The fourth step, taken from the Big Book of Alcoholics Anonymous:
Made a searching and fearless moral inventory of ourselves.
If you are not familiar with Twelve-step based programs, Alcoholics Anonymous is the father of all Twelve-step based programs; AA’s Big Book is the “AA Bible.” The Big Book is considered to be the guide for the program of AA. Within the book, you will find the Twelve Steps and the Twelve Traditions, among many other things.
The Twelve Steps of Alcoholics Anonymous:
- We admitted we were powerless over alcohol—that our lives had become unmanageable.
- Came to believe that a power greater than ourselves could restore us to sanity.
- Made a decision to turn our will and our lives over to the care of God as we understood Him.
- Made a searching and fearless moral inventory of ourselves.
- Admitted to God, to ourselves, and to another human being the exact nature of our wrongs.
- Were entirely ready to have God remove all these defects of character.
- Humbly asked Him to remove our shortcomings.
- Made a list of all persons we had harmed, and became willing to make amends to them all.
- Made direct amends to such people wherever possible, except when to do so would injure them or others.
- Continued to take personal inventory, and when we were wrong, promptly admitted it.
- Sought through prayer and meditation to improve our conscious contact with God as we understood Him, praying only for knowledge of His will for us and the power to carry that out.
- Having had a spiritual awakening as the result of these steps, we tried to carry this message to alcoholics, and to practice these principles in all our affairs.
Working the steps can be a daunting process for some. Many of us relapse before ever even starting the steps, but a good many alcoholics and addicts stop working the steps when they get to the fourth step, also known as the “dreaded” step.
If you are committed to your recovery, and desperate for a new way to live, creating an inventory of people you have harmed is a relatively small task to complete, in comparison to all the effort put into getting and using.
Why is the Fourth Step So Hard?
In my experience, the fourth step was not “hard,” it was mainly time consuming. What can be deemed hard, or dreaded about it, is the fact that you have to at least attempt to recall every person you have harmed, and, remembering all those wrongs can be painful.
The process can bring about heavy feelings and emotions. But, the fourth step is created with the intent that you not wait months between the fourth, fifth, six, and seventh steps. So, if you are working your steps, you should be moving onto five, six, and seven, relatively soon, after your fourth.
The whole point of going back into the past is moot if you don’t take action after your newly-found awareness. So dredging up those feelings and emotions is dangerous if you do not continue to take action.
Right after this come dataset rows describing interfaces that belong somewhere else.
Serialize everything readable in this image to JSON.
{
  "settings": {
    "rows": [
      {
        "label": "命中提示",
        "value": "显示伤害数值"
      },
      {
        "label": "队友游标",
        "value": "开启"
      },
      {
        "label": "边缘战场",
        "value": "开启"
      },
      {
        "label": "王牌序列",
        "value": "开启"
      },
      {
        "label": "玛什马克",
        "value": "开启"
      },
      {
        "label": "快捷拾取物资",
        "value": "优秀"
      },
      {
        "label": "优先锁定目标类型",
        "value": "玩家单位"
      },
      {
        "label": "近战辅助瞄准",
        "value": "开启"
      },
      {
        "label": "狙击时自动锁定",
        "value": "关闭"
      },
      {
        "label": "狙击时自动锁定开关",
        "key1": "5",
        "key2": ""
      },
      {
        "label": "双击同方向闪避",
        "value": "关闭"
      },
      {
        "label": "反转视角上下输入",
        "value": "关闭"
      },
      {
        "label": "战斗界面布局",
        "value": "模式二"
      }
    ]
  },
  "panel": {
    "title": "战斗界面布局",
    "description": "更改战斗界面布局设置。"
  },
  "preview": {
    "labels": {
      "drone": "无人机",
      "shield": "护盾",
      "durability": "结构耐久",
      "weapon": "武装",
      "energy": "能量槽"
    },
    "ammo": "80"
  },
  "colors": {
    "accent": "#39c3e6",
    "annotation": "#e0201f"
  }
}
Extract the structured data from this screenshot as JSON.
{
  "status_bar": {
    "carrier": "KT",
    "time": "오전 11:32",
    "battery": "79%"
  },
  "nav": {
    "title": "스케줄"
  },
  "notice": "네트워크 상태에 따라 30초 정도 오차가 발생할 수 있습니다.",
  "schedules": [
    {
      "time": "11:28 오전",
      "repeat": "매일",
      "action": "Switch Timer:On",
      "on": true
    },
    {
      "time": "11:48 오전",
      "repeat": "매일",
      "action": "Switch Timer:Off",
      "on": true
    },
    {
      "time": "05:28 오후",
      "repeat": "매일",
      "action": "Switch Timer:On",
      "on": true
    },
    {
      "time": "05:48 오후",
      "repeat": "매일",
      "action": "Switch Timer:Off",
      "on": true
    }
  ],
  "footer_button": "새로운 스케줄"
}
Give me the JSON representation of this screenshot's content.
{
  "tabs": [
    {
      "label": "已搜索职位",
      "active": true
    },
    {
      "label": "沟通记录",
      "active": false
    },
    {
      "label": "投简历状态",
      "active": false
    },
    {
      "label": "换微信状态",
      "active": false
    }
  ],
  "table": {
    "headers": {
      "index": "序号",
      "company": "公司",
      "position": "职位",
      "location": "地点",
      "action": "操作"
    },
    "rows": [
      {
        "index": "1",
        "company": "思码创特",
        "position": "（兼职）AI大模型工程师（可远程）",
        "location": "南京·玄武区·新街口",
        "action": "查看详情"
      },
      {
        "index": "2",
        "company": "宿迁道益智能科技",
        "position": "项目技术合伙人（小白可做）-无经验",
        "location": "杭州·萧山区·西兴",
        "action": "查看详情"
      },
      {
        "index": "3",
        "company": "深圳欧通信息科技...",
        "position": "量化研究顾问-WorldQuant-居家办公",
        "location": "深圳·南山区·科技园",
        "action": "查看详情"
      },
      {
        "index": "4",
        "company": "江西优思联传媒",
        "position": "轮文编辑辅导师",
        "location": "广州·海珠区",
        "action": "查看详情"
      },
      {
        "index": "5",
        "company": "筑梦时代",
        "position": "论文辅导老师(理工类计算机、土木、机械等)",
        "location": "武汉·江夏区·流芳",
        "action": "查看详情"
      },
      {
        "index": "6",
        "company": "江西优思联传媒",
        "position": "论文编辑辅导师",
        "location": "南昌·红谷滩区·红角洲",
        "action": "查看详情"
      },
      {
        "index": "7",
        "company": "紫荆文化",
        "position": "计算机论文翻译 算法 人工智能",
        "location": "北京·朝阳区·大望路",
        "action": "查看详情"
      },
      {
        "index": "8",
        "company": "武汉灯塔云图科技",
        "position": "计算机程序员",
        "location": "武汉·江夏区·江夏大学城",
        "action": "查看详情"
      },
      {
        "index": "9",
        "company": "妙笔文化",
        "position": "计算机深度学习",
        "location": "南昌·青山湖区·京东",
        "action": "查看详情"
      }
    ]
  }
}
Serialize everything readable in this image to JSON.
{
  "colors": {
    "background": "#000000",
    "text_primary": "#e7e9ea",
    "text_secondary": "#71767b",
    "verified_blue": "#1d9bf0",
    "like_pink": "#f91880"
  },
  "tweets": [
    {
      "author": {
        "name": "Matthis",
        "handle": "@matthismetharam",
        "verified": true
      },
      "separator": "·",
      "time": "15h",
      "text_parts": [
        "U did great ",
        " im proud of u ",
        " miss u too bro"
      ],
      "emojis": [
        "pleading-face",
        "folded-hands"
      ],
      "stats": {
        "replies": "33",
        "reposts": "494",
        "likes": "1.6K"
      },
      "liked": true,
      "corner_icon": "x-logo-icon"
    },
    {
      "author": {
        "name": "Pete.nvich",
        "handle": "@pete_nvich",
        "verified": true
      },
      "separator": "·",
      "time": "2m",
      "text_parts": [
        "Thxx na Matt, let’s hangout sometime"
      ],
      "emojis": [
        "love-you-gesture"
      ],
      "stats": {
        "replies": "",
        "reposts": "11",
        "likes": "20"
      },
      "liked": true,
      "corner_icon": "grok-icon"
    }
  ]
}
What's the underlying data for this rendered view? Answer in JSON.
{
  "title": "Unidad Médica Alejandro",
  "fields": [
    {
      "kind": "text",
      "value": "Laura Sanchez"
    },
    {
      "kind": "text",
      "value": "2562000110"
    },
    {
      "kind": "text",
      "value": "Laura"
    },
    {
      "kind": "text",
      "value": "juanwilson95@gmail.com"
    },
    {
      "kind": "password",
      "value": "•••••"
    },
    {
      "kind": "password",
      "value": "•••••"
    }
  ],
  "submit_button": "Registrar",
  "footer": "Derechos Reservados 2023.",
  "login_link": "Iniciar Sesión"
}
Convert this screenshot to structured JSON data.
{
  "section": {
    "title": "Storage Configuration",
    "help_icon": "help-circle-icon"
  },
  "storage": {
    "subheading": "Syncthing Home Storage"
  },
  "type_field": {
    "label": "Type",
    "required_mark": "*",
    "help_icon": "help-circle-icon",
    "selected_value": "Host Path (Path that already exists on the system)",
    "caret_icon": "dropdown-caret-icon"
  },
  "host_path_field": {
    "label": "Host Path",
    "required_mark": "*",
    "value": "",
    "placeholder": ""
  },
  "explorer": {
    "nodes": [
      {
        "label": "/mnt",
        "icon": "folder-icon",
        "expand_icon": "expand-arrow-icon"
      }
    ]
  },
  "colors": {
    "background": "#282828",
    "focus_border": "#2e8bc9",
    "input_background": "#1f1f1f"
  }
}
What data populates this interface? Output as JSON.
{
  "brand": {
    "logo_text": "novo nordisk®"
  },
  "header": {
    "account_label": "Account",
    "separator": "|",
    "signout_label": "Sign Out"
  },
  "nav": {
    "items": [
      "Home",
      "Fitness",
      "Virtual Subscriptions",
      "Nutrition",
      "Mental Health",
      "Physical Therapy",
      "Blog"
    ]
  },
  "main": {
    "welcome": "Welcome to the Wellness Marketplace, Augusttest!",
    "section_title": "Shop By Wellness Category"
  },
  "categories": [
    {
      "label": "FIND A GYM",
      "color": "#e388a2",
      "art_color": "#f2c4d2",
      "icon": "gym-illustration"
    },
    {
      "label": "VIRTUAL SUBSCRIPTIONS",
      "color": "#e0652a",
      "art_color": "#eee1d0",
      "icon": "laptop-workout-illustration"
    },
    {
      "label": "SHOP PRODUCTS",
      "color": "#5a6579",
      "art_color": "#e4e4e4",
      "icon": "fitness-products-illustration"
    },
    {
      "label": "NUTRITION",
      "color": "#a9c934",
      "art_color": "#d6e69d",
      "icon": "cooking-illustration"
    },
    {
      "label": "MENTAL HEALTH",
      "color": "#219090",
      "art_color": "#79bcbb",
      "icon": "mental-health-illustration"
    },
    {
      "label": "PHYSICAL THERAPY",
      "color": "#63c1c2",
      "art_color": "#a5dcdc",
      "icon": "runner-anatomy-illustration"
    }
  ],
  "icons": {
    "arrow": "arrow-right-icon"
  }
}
A sponsor once described the fourth step to me like this:
I am a water vessel or boat of some sort, and I am about to come into port. So, I’m trying to clean my boat. I get all the garbage from the voyage, which is in the lower portion of the boat, and place all that garbage on the deck. Keep in mind I’ve been living in/on this boat for 26 years.
I literally cannot walk on the deck, for all the trash bags and muck. I can’t change the sails, or make the boat function properly because I can’t even walk around on it.
That is the fourth step. Get all your garbage up, so you can dump it off– garbage being the many horrible or unspeakable things you did to people throughout your addiction. This is also called “wreckage.”
So, after four, it is essential for you to launch into action, literally. You need to start getting all that garbage, your defects of character, off your boat.
The fifth step helps me begin the process of trash removal. I want to make room on my boat for other things. The aim of the fourth step is to be so thorough in your inventory that you get every piece of trash from the bottom to the top, and thrown off the boat. If you leave stones unturned, then that is less room for you to put new things on your boat.
This is important because if you bring about all that garbage and defective behavior from the past, it will only fester if you do not take the action to relieve yourself of your past indiscretions. But, it is not just about your feeling better. Remember, it isn’t all about you!
Another purpose of the fourth step, and all the steps, for that matter, is to clean up your side of the street– to take responsibility for your actions and strive to make right your wrongs. We don’t just hurt ourselves in addiction. We drag our family through the pits of hell, with us, usually, for as long as they will let us.
How Do I Do the Fourth Step?
First things first: the steps are to be worked in the order they are listed, for many very important reasons. You do NOT try to make amends before you are on the ninth step, for example. Also, every sponsor does things a little bit differently. Usually, how their sponsor taught them, they will teach their sponsee, and take them through the steps accordingly.
Everything you need to work the Twelve Steps is found in the Big Book. A sponsor’s job is to take you through the steps. You can’t take yourself through the steps because you have never done them.
At any rate, you basically make several inventories regarding different areas of your life, resulting in this outcome: who you have wronged, who has wronged you, your part in all of it, and your character defects found in each situation. That is a nutshell.
But, the actual written part of the fourth step is done differently by different sponsors. Some may give you a print out with a chart on it for you to use, others may have you do it just how the book suggests. It really just depends. But, it isn’t awful. It’s a great thing. It helps to shed back the layers of defects that weigh us down and keep us in active addiction.